Captain John 36 hour 3.22-23

Discussion in 'Fishing Reports' started by word-doctor, Mar 27, 2008.

  1. word-doctor

    word-doctor Senior Member

    (Posted on 2cool, but got rather buried by the snapper regs brouha)

    First off, the trip was great (here's the boat's report). I plan to go on another overnighter on May 3-4 with the same boat. It was not a stellar catching trip, especially when the last morning's fishing was cut off. I totaled 2 BFT (small), 7 vermillion, and 9 blue runners. But the captain and crew did everything right: their attitude and hard work were exemplary. The other anglers were very helpful in providing information and assistance. For example, the guy next to me (Dave) was catching beeliners on Saturday afternoon. I couldn't get the right depth, so finally asked to drop at the same time--sure enough, picked up my best vermillion at "his" mark.

    OK: here's the requisite newbie "what I learned" list:
    1. CROCS RULE! I resisted getting them for a long time, but wore them this whole trip. Absolutely no lower back pain and feet aren't sore at all. I worked in kitchens for 7 years: these are the best "standing" shoes I've ever used by a long shot.
    2. Watch, ask and listen. I asked about jigs, depths, speeds, baits, hooks, etc. Watched guys like Ruben. It saved a wasted trip, because if I'd tried to figure it out on my own I'd have never gotten it until afterwards.
    3. Put the time in. Was too excited to sleep much on Friday night (3 hours?); caught a few naps during travel time and fished as hard as I could when we stopped. Took a few breathers to change baits, during detangling, etc. I was about as hyper as Aaron through the whole trip... finally caught a couple hours sleep on the ride home.
    4. Daiwa Sealine. Next to the crocs, this made the trip. Great freespool and 6:1 gears made jigging work, even using a TruTemper rod with a hard tip. Holds 300 yards of 65# braid with a 5' topshot.
    5. Newell gears. 4:1 on a 4/0 Penn made it much easier to reel up a beeliner and 20 oz. sinker. Used an old 6' Sabre rod rated 60-100--great rod to use on the rail.

    I don't plan to make any major purchases for the next trip; maybe a couple of aftermarket handles (just found an 8-ball for the Sealine!). At some point I'll want to get a more appropriate jigstick, but the old TT really ain't that bad and I like the aura from a hardwood handle.

    That's all the I can think of. I want to thank the vets and crew for all the help, especially when I was bouncing around asking questions at uncivilized hours. Hope to see some folks off this board in early May.


    Attached Files:

  2. papio

    papio Senior Member

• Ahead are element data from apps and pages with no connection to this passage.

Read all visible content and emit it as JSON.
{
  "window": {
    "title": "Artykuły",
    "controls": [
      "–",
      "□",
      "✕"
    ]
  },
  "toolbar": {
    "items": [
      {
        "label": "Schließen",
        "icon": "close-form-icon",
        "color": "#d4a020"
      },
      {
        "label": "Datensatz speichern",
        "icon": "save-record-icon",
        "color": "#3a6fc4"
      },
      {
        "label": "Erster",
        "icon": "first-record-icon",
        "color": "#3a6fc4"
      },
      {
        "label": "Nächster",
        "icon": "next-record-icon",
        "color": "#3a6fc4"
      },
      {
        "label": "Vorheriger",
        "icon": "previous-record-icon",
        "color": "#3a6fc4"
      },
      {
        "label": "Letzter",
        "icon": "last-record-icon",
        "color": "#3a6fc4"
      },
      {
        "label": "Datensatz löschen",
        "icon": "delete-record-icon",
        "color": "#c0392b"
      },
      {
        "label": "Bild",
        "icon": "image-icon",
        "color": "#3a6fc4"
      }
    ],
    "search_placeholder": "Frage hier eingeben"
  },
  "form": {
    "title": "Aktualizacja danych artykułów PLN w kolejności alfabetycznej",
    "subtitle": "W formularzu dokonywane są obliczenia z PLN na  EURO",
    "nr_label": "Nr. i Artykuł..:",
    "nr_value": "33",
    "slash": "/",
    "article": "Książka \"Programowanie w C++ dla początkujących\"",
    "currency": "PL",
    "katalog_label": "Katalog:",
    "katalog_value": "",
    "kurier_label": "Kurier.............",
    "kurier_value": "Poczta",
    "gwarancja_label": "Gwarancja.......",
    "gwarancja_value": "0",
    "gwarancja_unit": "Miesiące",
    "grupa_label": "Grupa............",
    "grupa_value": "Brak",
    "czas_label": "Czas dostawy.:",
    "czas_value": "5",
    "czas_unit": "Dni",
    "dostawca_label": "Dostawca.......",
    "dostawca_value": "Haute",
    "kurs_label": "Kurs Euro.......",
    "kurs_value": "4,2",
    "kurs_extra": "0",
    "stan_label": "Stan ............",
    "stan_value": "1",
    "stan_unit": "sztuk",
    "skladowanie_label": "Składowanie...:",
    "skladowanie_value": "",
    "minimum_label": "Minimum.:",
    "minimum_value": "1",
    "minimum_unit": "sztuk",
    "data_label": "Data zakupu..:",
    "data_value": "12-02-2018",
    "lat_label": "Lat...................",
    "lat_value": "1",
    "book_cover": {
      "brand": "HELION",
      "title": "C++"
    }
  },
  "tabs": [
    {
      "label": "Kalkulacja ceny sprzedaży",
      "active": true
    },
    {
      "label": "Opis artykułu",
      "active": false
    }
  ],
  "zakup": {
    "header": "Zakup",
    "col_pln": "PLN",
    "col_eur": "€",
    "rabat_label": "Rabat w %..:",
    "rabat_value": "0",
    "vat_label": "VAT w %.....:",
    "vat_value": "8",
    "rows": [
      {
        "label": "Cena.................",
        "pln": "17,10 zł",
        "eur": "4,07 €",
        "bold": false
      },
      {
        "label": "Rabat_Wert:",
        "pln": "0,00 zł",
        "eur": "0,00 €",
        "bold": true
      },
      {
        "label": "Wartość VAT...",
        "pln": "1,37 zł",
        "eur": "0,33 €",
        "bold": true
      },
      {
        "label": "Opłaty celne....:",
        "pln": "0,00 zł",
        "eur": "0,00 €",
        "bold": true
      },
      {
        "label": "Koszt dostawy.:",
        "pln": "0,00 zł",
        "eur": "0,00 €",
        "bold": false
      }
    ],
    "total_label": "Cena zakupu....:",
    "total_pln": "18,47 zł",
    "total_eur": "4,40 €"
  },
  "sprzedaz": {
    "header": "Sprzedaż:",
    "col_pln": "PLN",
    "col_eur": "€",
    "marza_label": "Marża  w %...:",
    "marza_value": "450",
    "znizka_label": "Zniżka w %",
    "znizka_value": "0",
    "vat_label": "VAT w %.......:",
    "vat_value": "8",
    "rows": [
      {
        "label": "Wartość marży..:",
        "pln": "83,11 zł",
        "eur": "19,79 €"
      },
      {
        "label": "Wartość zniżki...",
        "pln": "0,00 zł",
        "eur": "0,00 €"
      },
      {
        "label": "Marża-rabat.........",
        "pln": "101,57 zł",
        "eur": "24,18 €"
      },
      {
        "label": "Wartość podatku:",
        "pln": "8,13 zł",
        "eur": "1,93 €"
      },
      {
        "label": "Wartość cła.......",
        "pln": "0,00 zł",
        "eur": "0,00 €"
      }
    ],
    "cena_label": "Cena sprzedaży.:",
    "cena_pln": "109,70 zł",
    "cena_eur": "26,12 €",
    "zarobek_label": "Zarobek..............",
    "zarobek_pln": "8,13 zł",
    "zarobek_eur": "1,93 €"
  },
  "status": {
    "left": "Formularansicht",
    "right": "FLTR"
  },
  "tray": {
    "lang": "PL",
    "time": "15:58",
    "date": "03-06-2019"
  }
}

    Them Blue Runners are very tasty. At first i resisted eating any until my Japanese neighbor fixed some up and had me try it. Wow! they taste similar to the Hawaiian Akule or Omaka (Big Eye Scad). Now I keep most of the Blue Runners for the table and a few for bait.

    Looks like the boat did pretty good. Good luck on your next outing.

  3. BretABaker

    BretABaker Guest

    blue runners? really?? haven't tried them.

    glad you had fun on your trip, good luck in may!
  4. gman

    gman Senior Member

    Amberjack are supposed like blue runners not people
  5. BretABaker

    BretABaker Guest

    i would only think it would be tolerable smoked. how did your neighbor prepare it?
  6. bulllred

    bulllred Senior Member

    Nice report. I always like Capt. John 36hrs. trip. For the price, you can't beat it.
  7. word-doctor

    word-doctor Senior Member

    i would only think it would be tolerable smoked. how did your neighbor prepare it?

    Don't know about his neighbor, but I smoked up a bunch. Did two brineades--one spicy and one teriyaki--and had at 'em with pecan. Turned out really tasty. I did peel the skin off and use a sharp spoon to take off any remaining dark meat.

    Yesterday I did a soy marinade, then rolled a couple of cuts in spicy breadcrumbs, frying in olive oil. Wasn't the best fish I've ever had, but wasn't bad. Wouldn't do it if the fish had been frozen or was more than a couple of days dead.